Storytelling: The Original Social Media
The educational power of storytelling through performance can address crucial areas of learning. From the shaman of Mesopotamia 7,000 years ago using chanted stories to communicate survival strategies to their tribes, to the masked chorus of Greek tragedies in 6th century B.C. who translated the complexities of the gods to eager Athenians, to the soul stirring Intore dance of Rwanda where Ignoma drums bring century old celebrations to us today—Storytelling remains at the heart of who we are, how we communicate, and what moves us forward. Storytelling through performance helps us to process huge events into tangible entities--the indescribable becomes understood and the overwhelming becomes manageable. Storytelling is the universal processing vocabulary of the human race.
The skillset used to create original stories is identical to those necessary for conflict resolution, community building and the exploration of identity. While current education trends may provide knowledge of how systems operate, they rarely provide tangible tools for students to navigate the complexities of their lives—the AFP story-building curriculum teaches tangible skills and enhanced vocabulary that will impact the lives of students, their families and communities. In short, instead of focusing on what they know, our methods focus on what students can do with what they know. This creative and collaborative process engages students in specific action steps that directly transfer to the their lives as they build their stories.
Global Engagement Institute, our partners in Rwanda, reflect on our work.
Research, compromise, collaboration, discipline, creativity, compassion, innovation and critical thinking are the core skills students develop. We would never ask students to build a house without a hammer; we should never ask students to build their stories without the tools of drama.
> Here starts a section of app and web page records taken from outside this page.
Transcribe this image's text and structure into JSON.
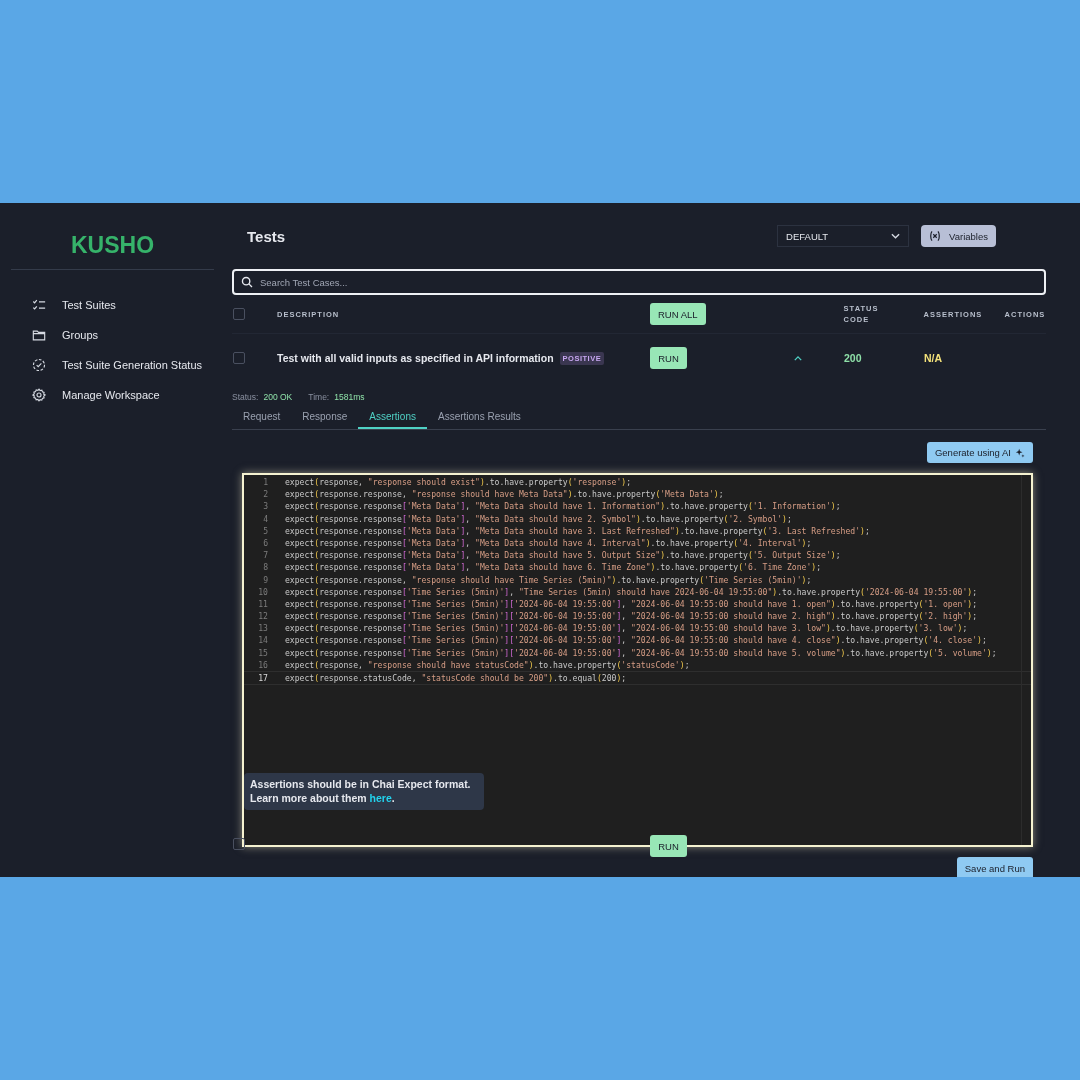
{
  "sidebar": {
    "logo": "KUSHO",
    "items": [
      {
        "kind": "checklist",
        "label": "Test Suites"
      },
      {
        "kind": "folder",
        "label": "Groups"
      },
      {
        "kind": "status",
        "label": "Test Suite Generation Status"
      },
      {
        "kind": "settings",
        "label": "Manage Workspace"
      }
    ]
  },
  "header": {
    "title": "Tests",
    "environment": "DEFAULT",
    "variables_button": "Variables"
  },
  "search": {
    "placeholder": "Search Test Cases..."
  },
  "table": {
    "all_checked": false,
    "columns": {
      "description": "DESCRIPTION",
      "run_all": "RUN ALL",
      "status_code": "STATUS CODE",
      "assertions": "ASSERTIONS",
      "actions": "ACTIONS"
    },
    "rows": [
      {
        "checked": false,
        "description": "Test with all valid inputs as specified in API information",
        "tag": "POSITIVE",
        "run": "RUN",
        "expanded": true,
        "status_code": "200",
        "assertions": "N/A"
      }
    ]
  },
  "details": {
    "status_label": "Status:",
    "status": "200 OK",
    "time_label": "Time:",
    "time": "1581ms",
    "tabs": [
      {
        "label": "Request",
        "selected": false
      },
      {
        "label": "Response",
        "selected": false
      },
      {
        "label": "Assertions",
        "selected": true
      },
      {
        "label": "Assertions Results",
        "selected": false
      }
    ],
    "generate_button": "Generate using AI",
    "code_lines": [
      {
        "number": "1",
        "text": "expect(response, \"response should exist\").to.have.property('response');",
        "active": false
      },
      {
        "number": "2",
        "text": "expect(response.response, \"response should have Meta Data\").to.have.property('Meta Data');",
        "active": false
      },
      {
        "number": "3",
        "text": "expect(response.response['Meta Data'], \"Meta Data should have 1. Information\").to.have.property('1. Information');",
        "active": false
      },
      {
        "number": "4",
        "text": "expect(response.response['Meta Data'], \"Meta Data should have 2. Symbol\").to.have.property('2. Symbol');",
        "active": false
      },
      {
        "number": "5",
        "text": "expect(response.response['Meta Data'], \"Meta Data should have 3. Last Refreshed\").to.have.property('3. Last Refreshed');",
        "active": false
      },
      {
        "number": "6",
        "text": "expect(response.response['Meta Data'], \"Meta Data should have 4. Interval\").to.have.property('4. Interval');",
        "active": false
      },
      {
        "number": "7",
        "text": "expect(response.response['Meta Data'], \"Meta Data should have 5. Output Size\").to.have.property('5. Output Size');",
        "active": false
      },
      {
        "number": "8",
        "text": "expect(response.response['Meta Data'], \"Meta Data should have 6. Time Zone\").to.have.property('6. Time Zone');",
        "active": false
      },
      {
        "number": "9",
        "text": "expect(response.response, \"response should have Time Series (5min)\").to.have.property('Time Series (5min)');",
        "active": false
      },
      {
        "number": "10",
        "text": "expect(response.response['Time Series (5min)'], \"Time Series (5min) should have 2024-06-04 19:55:00\").to.have.property('2024-06-04 19:55:00');",
        "active": false
      },
      {
        "number": "11",
        "text": "expect(response.response['Time Series (5min)']['2024-06-04 19:55:00'], \"2024-06-04 19:55:00 should have 1. open\").to.have.property('1. open');",
        "active": false
      },
      {
        "number": "12",
        "text": "expect(response.response['Time Series (5min)']['2024-06-04 19:55:00'], \"2024-06-04 19:55:00 should have 2. high\").to.have.property('2. high');",
        "active": false
      },
      {
        "number": "13",
        "text": "expect(response.response['Time Series (5min)']['2024-06-04 19:55:00'], \"2024-06-04 19:55:00 should have 3. low\").to.have.property('3. low');",
        "active": false
      },
      {
        "number": "14",
        "text": "expect(response.response['Time Series (5min)']['2024-06-04 19:55:00'], \"2024-06-04 19:55:00 should have 4. close\").to.have.property('4. close');",
        "active": false
      },
      {
        "number": "15",
        "text": "expect(response.response['Time Series (5min)']['2024-06-04 19:55:00'], \"2024-06-04 19:55:00 should have 5. volume\").to.have.property('5. volume');",
        "active": false
      },
      {
        "number": "16",
        "text": "expect(response, \"response should have statusCode\").to.have.property('statusCode');",
        "active": false
      },
      {
        "number": "17",
        "text": "expect(response.statusCode, \"statusCode should be 200\").to.equal(200);",
        "active": true
      }
    ],
    "hint": "Assertions should be in Chai Expect format. Learn more about them",
    "hint_link": "here",
    "hint_end": ".",
    "save_button": "Save and Run"
  },
  "next_row": {
    "checked": false,
    "run": "RUN"
  }
}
This curriculum is of particular relevance in our conflict-heavy global community and applicable to every subject and discipline. Whether a student is adapting to the emotional complexities of college life or navigating the daunting mountain of employment, they are in desperate need of an expanded tool set to process their conflicted worlds in healthy, productive ways. The impact of conflict and struggle is not relegated to particular social classes, geographic locations or specific school subjects—the affluent and poor, the western and non-western, the sciences and humanities are all slowed by our increasingly conflicted world. This forced consumption is entering the minds of our students without a processing vocabulary thus creating huge obstacles in their ability to learn, grow and contribute. As future generations are provided with tools and vocabulary for storytelling they are fueled to discover, define and share their identities. Multiple defined identities create strong families, communities and countries.
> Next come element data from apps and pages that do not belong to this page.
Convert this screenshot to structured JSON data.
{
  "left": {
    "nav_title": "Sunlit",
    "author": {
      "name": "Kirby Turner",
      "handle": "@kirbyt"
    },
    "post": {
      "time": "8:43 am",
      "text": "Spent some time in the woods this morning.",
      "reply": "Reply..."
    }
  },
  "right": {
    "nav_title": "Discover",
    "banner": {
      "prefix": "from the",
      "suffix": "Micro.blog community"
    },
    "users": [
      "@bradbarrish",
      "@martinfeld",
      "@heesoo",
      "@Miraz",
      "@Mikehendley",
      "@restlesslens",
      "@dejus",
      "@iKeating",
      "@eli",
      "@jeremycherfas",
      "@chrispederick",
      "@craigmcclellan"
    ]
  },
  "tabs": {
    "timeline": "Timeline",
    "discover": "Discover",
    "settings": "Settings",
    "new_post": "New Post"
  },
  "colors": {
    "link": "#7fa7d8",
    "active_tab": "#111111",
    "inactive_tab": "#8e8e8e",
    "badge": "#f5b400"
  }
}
As new generations transition from knowledge-based communities to self-reflective, action-based communities the conviction that every human being, no matter how submerged in conflict, is capable of looking critically at their world in a dialogical encounter with others, and that provided with the proper tools for such encounter they can gradually perceive their personal and social reality and deal critically with it. When oppressed individuals participate in this sort of educational experience they come to a new awareness of self, a new sense of dignity; they are stirred by new hope.